Lecturer self-efficacy: Its related dimensions and the influence of gender and qualifications

Brian Hemmings, Russell Kay

Research output: Contribution to journalArticle

20 Citations (Scopus)

Abstract

In this study, a sample of Australian academics from two institutions, was used to investigate factors which relate to lecturer self-efficacy. A questionnaire was utilised to obtain responses in three separate areas, namely, research, teaching, and service (i.e.,administration/professional engagement). Subsequent factor analysis resulted in the identification of four research self-efficacy factors, two teaching self-efficacy factors, and two service self-efficacy factors. The relationships among these factors were then explored and consideration was given to the influence of gender and level of qualifications. Significant multivariate differences were found for gender, level of qualifications, and their interaction on the set of the self-efficacy factors. An examination of the univariate test results revealed a number of significant findings, including that males and those holding doctoral qualifications tended to report higher levels of research self-efficacy.
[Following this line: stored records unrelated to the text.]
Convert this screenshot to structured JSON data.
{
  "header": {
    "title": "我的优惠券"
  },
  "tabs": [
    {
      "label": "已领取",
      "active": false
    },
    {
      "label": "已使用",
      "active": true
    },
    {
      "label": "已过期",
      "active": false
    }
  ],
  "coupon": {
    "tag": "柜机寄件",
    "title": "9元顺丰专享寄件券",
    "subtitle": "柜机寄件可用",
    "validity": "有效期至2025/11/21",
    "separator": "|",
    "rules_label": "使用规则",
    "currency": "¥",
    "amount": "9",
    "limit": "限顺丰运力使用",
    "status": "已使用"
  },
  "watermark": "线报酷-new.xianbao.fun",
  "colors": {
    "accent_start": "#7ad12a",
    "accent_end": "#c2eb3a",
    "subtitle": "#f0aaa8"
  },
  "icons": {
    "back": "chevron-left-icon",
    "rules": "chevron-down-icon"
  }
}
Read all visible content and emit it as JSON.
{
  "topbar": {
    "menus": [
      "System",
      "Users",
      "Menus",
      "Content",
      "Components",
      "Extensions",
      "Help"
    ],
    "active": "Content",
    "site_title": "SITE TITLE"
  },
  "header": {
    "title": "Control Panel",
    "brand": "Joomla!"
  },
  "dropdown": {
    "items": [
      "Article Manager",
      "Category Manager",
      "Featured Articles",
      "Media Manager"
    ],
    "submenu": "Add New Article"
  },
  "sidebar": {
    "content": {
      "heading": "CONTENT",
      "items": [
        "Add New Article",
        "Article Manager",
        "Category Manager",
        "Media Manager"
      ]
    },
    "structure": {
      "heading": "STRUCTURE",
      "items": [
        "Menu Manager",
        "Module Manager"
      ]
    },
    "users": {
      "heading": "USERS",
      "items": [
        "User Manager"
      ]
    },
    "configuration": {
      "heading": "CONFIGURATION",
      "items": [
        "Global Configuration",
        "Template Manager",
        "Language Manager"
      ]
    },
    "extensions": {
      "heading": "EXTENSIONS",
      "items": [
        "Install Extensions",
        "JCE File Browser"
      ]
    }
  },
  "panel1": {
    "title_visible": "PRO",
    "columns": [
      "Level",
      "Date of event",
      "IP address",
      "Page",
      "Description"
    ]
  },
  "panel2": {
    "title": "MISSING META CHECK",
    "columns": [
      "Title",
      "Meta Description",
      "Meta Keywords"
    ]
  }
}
These results are discussed in terms of their implications for university managers, lecturers, and other researchers.
Original languageEnglish
Pages (from-to)243-254
Number of pages12
JournalIssues in Educational Research
Volume19
Issue number3
Publication statusPublished - 2009

Fingerprint Dive into the research topics of 'Lecturer self-efficacy: Its related dimensions and the influence of gender and qualifications'. Together they form a unique fingerprint.

Cite this